The measure that will shed light on federal spending data is expected to sail through the House when Congress returns from recess. A version of the Digital Accountability and Transparency Act cleared the Senate last week and brought transparency advocates a step closer to governmentwide financial data standards. Hudson Hollister, executive director of the Data Transparency Coalition, explained differences between the House and Senate versions of the DATA Act to Federal Drive hosts Tom Temin and Emily Kopp.
Service members sometimes face a tough challenge when they leave the military: finding a job. Both federal agencies and contractors have programs for hiring veterans, but they're not all effective.
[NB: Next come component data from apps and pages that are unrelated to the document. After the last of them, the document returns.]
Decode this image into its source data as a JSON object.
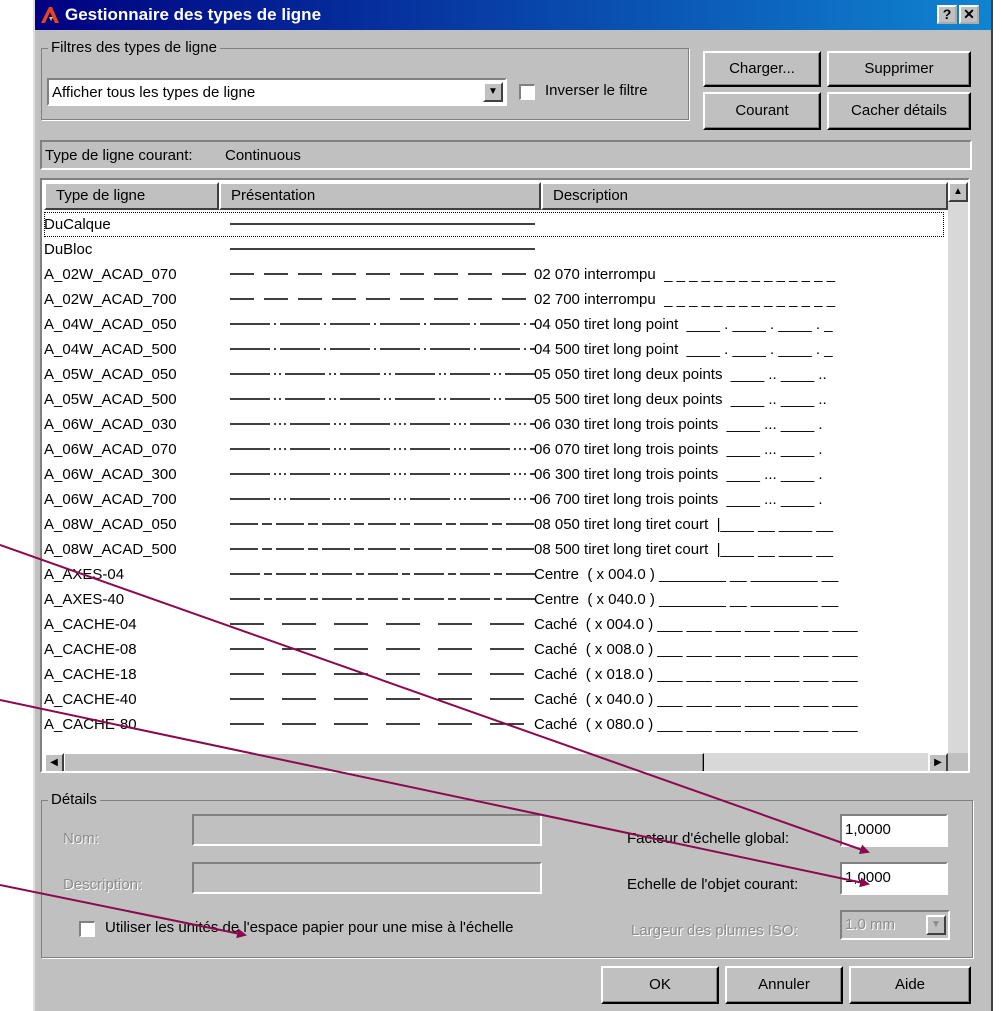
{
  "window": {
    "title": "Gestionnaire des types de ligne",
    "help_btn": "?",
    "close_btn": "✕"
  },
  "filters": {
    "group_label": "Filtres des types de ligne",
    "selected": "Afficher tous les types de ligne",
    "invert_label": "Inverser le filtre",
    "invert_checked": false
  },
  "buttons": {
    "load": "Charger...",
    "delete": "Supprimer",
    "current": "Courant",
    "hide_details": "Cacher détails",
    "ok": "OK",
    "cancel": "Annuler",
    "help": "Aide"
  },
  "current_linetype": {
    "label": "Type de ligne courant:",
    "value": "Continuous"
  },
  "list": {
    "columns": [
      "Type de ligne",
      "Présentation",
      "Description"
    ],
    "rows": [
      {
        "name": "DuCalque",
        "pattern": "solid",
        "description": ""
      },
      {
        "name": "DuBloc",
        "pattern": "solid",
        "description": ""
      },
      {
        "name": "A_02W_ACAD_070",
        "pattern": "dashed",
        "description": "02 070 interrompu  _ _ _ _ _ _ _ _ _ _ _ _ _ _"
      },
      {
        "name": "A_02W_ACAD_700",
        "pattern": "dashed",
        "description": "02 700 interrompu  _ _ _ _ _ _ _ _ _ _ _ _ _ _"
      },
      {
        "name": "A_04W_ACAD_050",
        "pattern": "dashdot",
        "description": "04 050 tiret long point  ____ . ____ . ____ . _"
      },
      {
        "name": "A_04W_ACAD_500",
        "pattern": "dashdot",
        "description": "04 500 tiret long point  ____ . ____ . ____ . _"
      },
      {
        "name": "A_05W_ACAD_050",
        "pattern": "dashdot2",
        "description": "05 050 tiret long deux points  ____ .. ____ .."
      },
      {
        "name": "A_05W_ACAD_500",
        "pattern": "dashdot2",
        "description": "05 500 tiret long deux points  ____ .. ____ .."
      },
      {
        "name": "A_06W_ACAD_030",
        "pattern": "dashdot3",
        "description": "06 030 tiret long trois points  ____ ... ____ ."
      },
      {
        "name": "A_06W_ACAD_070",
        "pattern": "dashdot3",
        "description": "06 070 tiret long trois points  ____ ... ____ ."
      },
      {
        "name": "A_06W_ACAD_300",
        "pattern": "dashdot3",
        "description": "06 300 tiret long trois points  ____ ... ____ ."
      },
      {
        "name": "A_06W_ACAD_700",
        "pattern": "dashdot3",
        "description": "06 700 tiret long trois points  ____ ... ____ ."
      },
      {
        "name": "A_08W_ACAD_050",
        "pattern": "dashshort",
        "description": "08 050 tiret long tiret court  |____ __ ____ __"
      },
      {
        "name": "A_08W_ACAD_500",
        "pattern": "dashshort",
        "description": "08 500 tiret long tiret court  |____ __ ____ __"
      },
      {
        "name": "A_AXES-04",
        "pattern": "center",
        "description": "Centre  ( x 004.0 ) ________ __ ________ __"
      },
      {
        "name": "A_AXES-40",
        "pattern": "center",
        "description": "Centre  ( x 040.0 ) ________ __ ________ __"
      },
      {
        "name": "A_CACHE-04",
        "pattern": "hidden",
        "description": "Caché  ( x 004.0 ) ___ ___ ___ ___ ___ ___ ___"
      },
      {
        "name": "A_CACHE-08",
        "pattern": "hidden",
        "description": "Caché  ( x 008.0 ) ___ ___ ___ ___ ___ ___ ___"
      },
      {
        "name": "A_CACHE-18",
        "pattern": "hidden",
        "description": "Caché  ( x 018.0 ) ___ ___ ___ ___ ___ ___ ___"
      },
      {
        "name": "A_CACHE-40",
        "pattern": "hidden",
        "description": "Caché  ( x 040.0 ) ___ ___ ___ ___ ___ ___ ___"
      },
      {
        "name": "A_CACHE-80",
        "pattern": "hidden",
        "description": "Caché  ( x 080.0 ) ___ ___ ___ ___ ___ ___ ___"
      }
    ]
  },
  "details": {
    "group_label": "Détails",
    "name_label": "Nom:",
    "name_value": "",
    "description_label": "Description:",
    "description_value": "",
    "global_scale_label": "Facteur d'échelle global:",
    "global_scale_value": "1,0000",
    "object_scale_label": "Echelle de l'objet courant:",
    "object_scale_value": "1,0000",
    "pen_width_label": "Largeur des plumes ISO:",
    "pen_width_value": "1.0 mm",
    "paper_units_label": "Utiliser les unités de l'espace papier pour une mise à l'échelle",
    "paper_units_checked": false
  },
  "annotation_color": "#8b0a4e"
}
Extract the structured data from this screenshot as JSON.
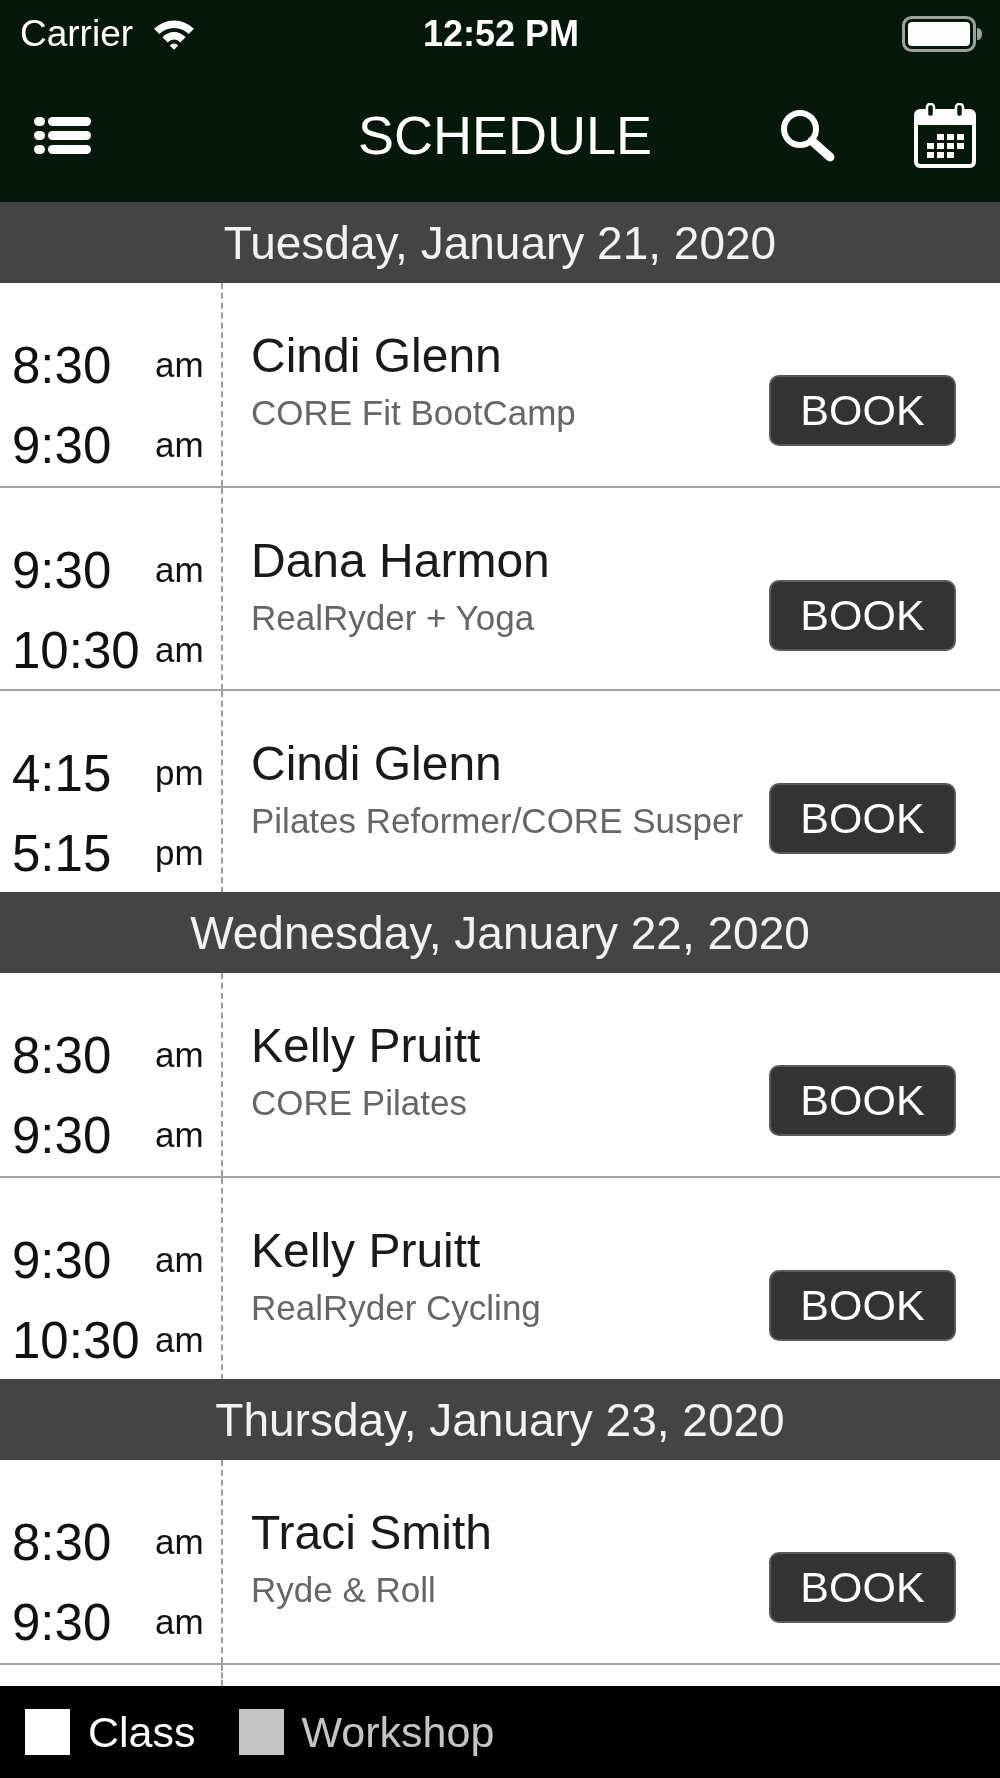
{
  "status_bar": {
    "carrier": "Carrier",
    "time": "12:52 PM"
  },
  "nav_bar": {
    "title": "SCHEDULE"
  },
  "days": [
    {
      "date": "Tuesday, January 21, 2020",
      "sessions": [
        {
          "start": "8:30",
          "start_period": "am",
          "end": "9:30",
          "end_period": "am",
          "instructor": "Cindi Glenn",
          "class_name": "CORE Fit BootCamp",
          "button": "BOOK"
        },
        {
          "start": "9:30",
          "start_period": "am",
          "end": "10:30",
          "end_period": "am",
          "instructor": "Dana Harmon",
          "class_name": "RealRyder + Yoga",
          "button": "BOOK"
        },
        {
          "start": "4:15",
          "start_period": "pm",
          "end": "5:15",
          "end_period": "pm",
          "instructor": "Cindi Glenn",
          "class_name": "Pilates Reformer/CORE Susper",
          "button": "BOOK"
        }
      ]
    },
    {
      "date": "Wednesday, January 22, 2020",
      "sessions": [
        {
          "start": "8:30",
          "start_period": "am",
          "end": "9:30",
          "end_period": "am",
          "instructor": "Kelly Pruitt",
          "class_name": "CORE Pilates",
          "button": "BOOK"
        },
        {
          "start": "9:30",
          "start_period": "am",
          "end": "10:30",
          "end_period": "am",
          "instructor": "Kelly Pruitt",
          "class_name": "RealRyder Cycling",
          "button": "BOOK"
        }
      ]
    },
    {
      "date": "Thursday, January 23, 2020",
      "sessions": [
        {
          "start": "8:30",
          "start_period": "am",
          "end": "9:30",
          "end_period": "am",
          "instructor": "Traci Smith",
          "class_name": "Ryde & Roll",
          "button": "BOOK"
        }
      ]
    }
  ],
  "legend": [
    {
      "label": "Class",
      "color": "#ffffff"
    },
    {
      "label": "Workshop",
      "color": "#c4c4c4"
    }
  ]
}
Military Times has complied a list of the best potential employers for veterans. George Altman, education and employment writer for Military Times, told Federal Drive hosts Tom Temin and Emily Kopp how employers were evaluated. Companies who would like to participate in next year's survey can email BestForVets@militarytimes.com.
"Efficiency and Effectiveness" — we hear that phrase all the time in government. At the Defense Department, it's taking on a new meaning. DoD can no longer spend more of its time worrying about the effectiveness of its acquisition programs at the expense of efficiency. Federal News Radio Executive Editor Jason Miller explained to Federal Drive hosts Tom Temin and Emily Kopp how DoD is addressing its long muted focus on efficient buying. Read Federal News Radio's related article.
Electronic health records have been a priority of the Obama administration since the get-go. Defense and VA are still trying to work out a unified electronic health records system. Health and Human Services has been working with the private sector on the EHR puzzle. IBM has some technology ideas that might help speed things along. The company is also sponsoring a Federal Healthcare Forum in D.C. on April 24. Dr. Michael Weiner, retired Navy Captain and now director of healthcare strategic services at IBM, shared the ideas with Federal Drive hosts Tom Temin and Emily Kopp.
The Obama administration says discrimination is partly to blame for a pay gap between men and women. But Congressional Republicans are skeptical. They have balked at a bill to address pay inequality. In the meantime, President Barack Obama has signed an executive order for federal contractors. They will have to report to the Labor Department detailed salary information broken down by race and gender. They also won't be able to retaliate against employees who discuss salary. Trey Hodgkins, senior vice president for the public sector at the Information Technology Industry Council, told Federal Drive hosts Tom Temin and Emily Kopp how contractors are reacting to the executive order. Read Federal News Radio's related article.